Should the United States aim to achieve a world free of all nuclear weapons? In one sense, the question is trivial – nuclear disarmament has been a stated aim of the United States since the dawn of the nuclear age. And the United States also committed to working toward this end when it signed the nuclear Non-Proliferation Treaty in 1968.
But in another sense, the question is fundamental. Although successive administrations (at least until the current one) have mouthed the words affirming this objective, few have actually made this commitment an organizing principle of their nuclear weapons policies. That may be about to change. Earlier this week, Senator Barack Obama pledged that as president he would say: “
And it isn’t just presidential candidates who are talking about a nuclear-free world. So are former statesmen like Henry Kissinger, George Shultz, Bill Perry, and Sam Nunn. Writing in The Wall Street Journal last January, they urged that the
Nearly 20 years after the Cold War ended, the time has come to make a concerted effort to verifiably rid the world of all nuclear weapons. The

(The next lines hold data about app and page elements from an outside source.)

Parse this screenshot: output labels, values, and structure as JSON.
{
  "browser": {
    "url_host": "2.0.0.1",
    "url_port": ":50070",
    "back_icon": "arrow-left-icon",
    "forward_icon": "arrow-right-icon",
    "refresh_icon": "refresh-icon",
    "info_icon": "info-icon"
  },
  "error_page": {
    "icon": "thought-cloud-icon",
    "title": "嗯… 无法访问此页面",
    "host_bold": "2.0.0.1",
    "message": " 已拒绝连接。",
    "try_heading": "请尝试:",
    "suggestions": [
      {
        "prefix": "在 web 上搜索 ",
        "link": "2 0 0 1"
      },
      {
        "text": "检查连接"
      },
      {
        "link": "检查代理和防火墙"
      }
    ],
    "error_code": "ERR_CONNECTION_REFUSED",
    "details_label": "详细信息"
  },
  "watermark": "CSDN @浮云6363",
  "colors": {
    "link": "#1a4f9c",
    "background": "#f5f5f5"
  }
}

Tomorrow’s nuclear threats are different. They are that unstable regimes or, worse, nihilistic terrorists get their hands on a bomb and use it. This threat is becoming more real as nuclear technology and materials spread around the world. The first order of business must be to ensure that all the nuclear weapons and materials in

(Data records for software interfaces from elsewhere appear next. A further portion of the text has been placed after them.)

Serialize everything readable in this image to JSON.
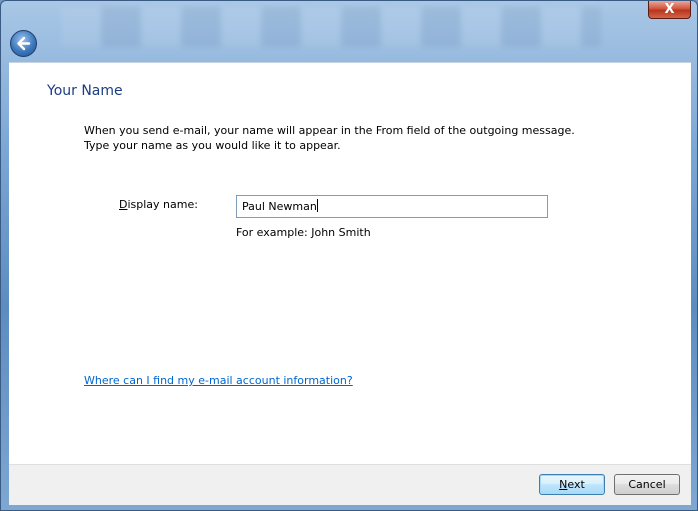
{
  "window": {
    "close_glyph": "X"
  },
  "page": {
    "title": "Your Name",
    "description_line1": "When you send e-mail, your name will appear in the From field of the outgoing message.",
    "description_line2": "Type your name as you would like it to appear."
  },
  "form": {
    "display_name_label_first": "D",
    "display_name_label_rest": "isplay name:",
    "display_name_value": "Paul Newman",
    "example_text": "For example: John Smith"
  },
  "help": {
    "link_text": "Where can I find my e-mail account information?"
  },
  "buttons": {
    "next_first": "N",
    "next_rest": "ext",
    "cancel_label": "Cancel"
  },
  "icons": {
    "back": "back-arrow-icon",
    "close": "close-icon"
  }
}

The second order of business, though, is to reduce the salience of nuclear weapons in order to ease the road to their elimination. The only reason the United States should maintain nuclear weapons is because others have them. There cannot be another purpose. We don’t need them to deter a non-nuclear attack on ourselves or our allies; our conventional forces can deal with those contingencies. We certainly don’t need them to attack some far-away or deeply buried targets, because there isn’t a target whose destruction is worth breaking the 62-year-old taboo against using a single nuclear weapon.
Given this limited role for nuclear weapons, there is much that the